Waste management at the School of Arts, Design and Architecture
Waste management at ARTS, as well as environmental management in general, is coordinated by Campus and Facility Services along with the persons responsible at each department and degree programme. ARTS’ exercise, workshop and studio masters also provide help with the implementation of environmental management in practice.
The main objective of waste management is to ensure that as small a share of waste as possible is utilised and therefore ends up at a landfill and that a large a share of waste as possible is utilised as effectively as possible.
Look at the end of this page for links to download a waste sorting guide and waste plans.
Implementation of waste management and contract partners
Lassila & Tikanoja OYJ is Aalto’s contract supplier for cleaning services and the emptying of waste bins (see Cleaning services and notifications). SITA Finland Oy collects the school’s waste and sees to it that it is delivered to the appropriate treatment facilities. Juhani Heinonen from Property and Technical Services acts as the contact person for waste management.
Every person who studies or works at the school is tasked with ensuring that no waste that does not belong in waste bins is put in them – sorting is not the responsibility of the person emptying the bins or the cleaner, but of all the property’s users.

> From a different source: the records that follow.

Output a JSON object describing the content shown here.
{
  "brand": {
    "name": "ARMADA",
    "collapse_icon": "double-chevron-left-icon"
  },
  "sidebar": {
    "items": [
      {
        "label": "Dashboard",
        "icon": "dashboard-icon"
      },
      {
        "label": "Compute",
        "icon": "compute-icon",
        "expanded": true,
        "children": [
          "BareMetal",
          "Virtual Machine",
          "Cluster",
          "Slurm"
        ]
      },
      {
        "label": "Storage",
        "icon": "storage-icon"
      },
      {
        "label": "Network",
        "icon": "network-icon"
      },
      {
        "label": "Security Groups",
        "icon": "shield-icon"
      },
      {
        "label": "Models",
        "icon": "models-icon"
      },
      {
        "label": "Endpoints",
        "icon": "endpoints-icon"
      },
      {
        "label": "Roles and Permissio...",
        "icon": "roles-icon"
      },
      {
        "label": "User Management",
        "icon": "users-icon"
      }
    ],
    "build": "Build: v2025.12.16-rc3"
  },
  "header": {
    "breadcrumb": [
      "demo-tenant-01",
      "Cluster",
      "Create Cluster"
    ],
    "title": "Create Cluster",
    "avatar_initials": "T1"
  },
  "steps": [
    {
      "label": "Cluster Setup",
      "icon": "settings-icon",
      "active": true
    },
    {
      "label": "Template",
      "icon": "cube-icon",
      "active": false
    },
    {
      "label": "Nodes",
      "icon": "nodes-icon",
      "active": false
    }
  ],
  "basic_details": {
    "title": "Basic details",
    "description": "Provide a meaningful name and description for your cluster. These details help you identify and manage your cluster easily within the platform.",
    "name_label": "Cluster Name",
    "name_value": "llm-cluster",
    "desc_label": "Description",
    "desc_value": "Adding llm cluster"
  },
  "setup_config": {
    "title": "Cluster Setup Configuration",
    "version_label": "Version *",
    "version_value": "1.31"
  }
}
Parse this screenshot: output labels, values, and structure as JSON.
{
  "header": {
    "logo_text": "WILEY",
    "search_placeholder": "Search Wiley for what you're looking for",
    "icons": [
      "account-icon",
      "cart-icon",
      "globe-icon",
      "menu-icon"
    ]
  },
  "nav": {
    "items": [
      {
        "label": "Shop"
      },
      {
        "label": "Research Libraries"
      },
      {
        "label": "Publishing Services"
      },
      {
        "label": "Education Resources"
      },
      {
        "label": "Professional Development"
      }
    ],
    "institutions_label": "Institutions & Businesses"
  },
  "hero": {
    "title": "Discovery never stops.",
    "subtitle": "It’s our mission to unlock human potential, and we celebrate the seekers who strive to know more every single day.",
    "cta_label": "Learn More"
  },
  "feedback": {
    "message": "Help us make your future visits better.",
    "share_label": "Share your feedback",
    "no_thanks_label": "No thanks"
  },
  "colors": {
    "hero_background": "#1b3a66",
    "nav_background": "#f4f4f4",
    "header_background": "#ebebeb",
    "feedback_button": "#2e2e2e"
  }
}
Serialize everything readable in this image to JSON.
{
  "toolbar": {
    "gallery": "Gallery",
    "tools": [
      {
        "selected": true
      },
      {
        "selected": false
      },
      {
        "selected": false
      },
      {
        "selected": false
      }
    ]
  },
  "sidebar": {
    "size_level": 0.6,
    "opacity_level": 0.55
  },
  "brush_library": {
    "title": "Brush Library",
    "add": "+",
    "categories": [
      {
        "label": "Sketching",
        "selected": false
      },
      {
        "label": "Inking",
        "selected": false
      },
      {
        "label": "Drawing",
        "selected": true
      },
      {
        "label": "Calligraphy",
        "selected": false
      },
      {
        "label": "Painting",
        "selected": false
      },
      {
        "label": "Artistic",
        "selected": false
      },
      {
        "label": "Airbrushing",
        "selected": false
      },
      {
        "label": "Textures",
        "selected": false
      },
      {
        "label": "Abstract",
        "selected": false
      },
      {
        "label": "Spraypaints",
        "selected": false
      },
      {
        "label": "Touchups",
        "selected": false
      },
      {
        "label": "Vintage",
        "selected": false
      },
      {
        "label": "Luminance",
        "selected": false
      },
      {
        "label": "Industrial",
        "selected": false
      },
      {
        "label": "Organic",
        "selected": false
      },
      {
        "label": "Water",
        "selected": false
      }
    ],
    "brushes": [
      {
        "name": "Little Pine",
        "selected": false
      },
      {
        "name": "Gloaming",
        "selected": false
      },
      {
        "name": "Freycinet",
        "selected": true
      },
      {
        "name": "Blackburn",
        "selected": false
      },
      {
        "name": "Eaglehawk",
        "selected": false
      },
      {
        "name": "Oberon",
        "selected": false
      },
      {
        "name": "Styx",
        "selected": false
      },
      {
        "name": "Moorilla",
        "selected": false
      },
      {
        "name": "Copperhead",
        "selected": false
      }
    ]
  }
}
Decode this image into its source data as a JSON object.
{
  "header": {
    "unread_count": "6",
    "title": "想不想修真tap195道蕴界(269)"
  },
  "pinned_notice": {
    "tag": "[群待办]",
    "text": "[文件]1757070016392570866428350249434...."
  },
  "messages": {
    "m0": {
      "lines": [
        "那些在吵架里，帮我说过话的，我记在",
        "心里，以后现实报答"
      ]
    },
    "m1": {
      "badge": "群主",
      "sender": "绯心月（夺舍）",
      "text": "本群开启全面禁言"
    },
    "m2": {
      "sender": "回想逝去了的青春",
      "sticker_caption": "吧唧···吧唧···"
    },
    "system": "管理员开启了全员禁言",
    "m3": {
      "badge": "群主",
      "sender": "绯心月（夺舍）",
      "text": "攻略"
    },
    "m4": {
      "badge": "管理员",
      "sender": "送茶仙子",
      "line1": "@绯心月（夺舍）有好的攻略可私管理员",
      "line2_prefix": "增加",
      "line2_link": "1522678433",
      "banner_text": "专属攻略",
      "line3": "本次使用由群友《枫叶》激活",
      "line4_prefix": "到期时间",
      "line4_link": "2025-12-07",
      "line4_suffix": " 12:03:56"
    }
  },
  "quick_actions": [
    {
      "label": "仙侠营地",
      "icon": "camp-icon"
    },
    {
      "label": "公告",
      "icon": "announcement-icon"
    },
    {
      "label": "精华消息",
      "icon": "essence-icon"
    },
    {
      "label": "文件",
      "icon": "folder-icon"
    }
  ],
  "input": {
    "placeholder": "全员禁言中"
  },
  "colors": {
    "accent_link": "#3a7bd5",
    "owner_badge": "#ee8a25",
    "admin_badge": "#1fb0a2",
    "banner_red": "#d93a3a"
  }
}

Annual environmental management reports show the plans and procedures for environmental management that have been introduced over the years as well as the annual statistics for waste management.
Sorting of waste at ARTS
Areas of responsibility in sorting: • Students and staff are responsible for ensuring that the waste created during their work is sorted correctly in the recycling and waste bins provided by the school. • Each department’s staff is also responsible for emptying the small cardboard (or other type of) paper collection boxes in classrooms and offices into larger plastic bins for paper. which are located near most copiers or at centralised waste points. • The school’s cleaning service sees to it that small office waste baskets are emptied into energy waste bins. Orange bags are put in energy waste. Some waste baskets also use black bags which go to landfill waste bins. • Campus and Facilities Services coordinate waste management and are responsible for the emptying of large waste bins in the basement into larger waste containers from where waste is collected.
Materials recycling: Materials that have their own recycling bins include glass, metal paper (white office paper, as well as newspapers and advertisements) and cardboard. Cafeterias and restaurants as well as Kipsari also have their own collection bins for biowaste and carton drink packages. Metal waste collected from cafeterias and restaurants and metal collected from workshops are sorted separately due to their different material compositions. Read the sorting instructions at the end of the page.
Burnable waste: Starting from autumn 2010, also mixed waste that was previously landfill waste is included in energy waste, thanks to more advanced burning technologies. Burnable waste includes mixed plastic waste and small waste. However large amounts of biowaste or metal and any amount of problem waste (such as from painting) should never be put in the burnable waste bins, nor should anything else that has its own collection bins. Read the sorting instructions.
Problem waste: Problem waste includes flammable, corrosive, explosive, environmentally hazardous or toxic materials; waste that requires special disposal. Problem waste is sorted as carefully and thoroughly as possible with other similar problem waste so that they are not mixed with other waste types. Units that produce problem waste must see to it that their collection is organised and that the necessary problem waste collection bins have been purchased and equipped with clear signs.
Always put waste in its own sorting points, never in sorting points for other types of waste. Remember to read the sorting instructions. In cases where it is unclear how waste should be sorted please contact the workshop supervisors.
Avoiding the creation of waste, and utilisation of waste
The most effective form of waste management is to prevent waste from being created. Where possible, the creation of waste should be taken into account already when planning the procurement of equipment, furniture, materials and chemicals. An effort is made to cut down on the overall amount of waste by using materials effectively(i.e. producing as few excess and waste materials as possible) and by providing guidance to staff and student on the use of work methods and equipment that will create as little waste as possible.
If and when materials become unneeded, the following utilisation principle should be complied with where possible:
- As a rule, an effort is made to recycle materials, equipment, and furniture that are no longer needed in their original form (internal recycling at ARTS, the Helsinki area’s recycling centre etc. /update, repair/service/reuse...). When this is not possible the alternative is to recycle materials as raw materials for industry (paper, glass, metal, biological waste...). The third option, which is the least effective utilisation method, is to burn waste to create energy (energy waste and private households).
- There is no benefit in landfill waste, it only causes both ecological and economical harm.
The borrowing and recycling of inhouse equipment, furniture and materials is encouraged and an effort is made to increase these where possible. Onni’s Taikeri hosts a sales and purchase sections, which we recommend everyone uses. Furniture and equipment that are no longer used by the school must when necessary be delivered in their original form to a recycling point such as Kierrätyskeskus (the Helsinki metropolitan area’s recycling centre, which also has a pick-up service) or other parties who will utilise these. Kierrätyskeskus will also pick up materials suited for arts and crafts (wood, textiles, etc.) for use by schools and day-care centres.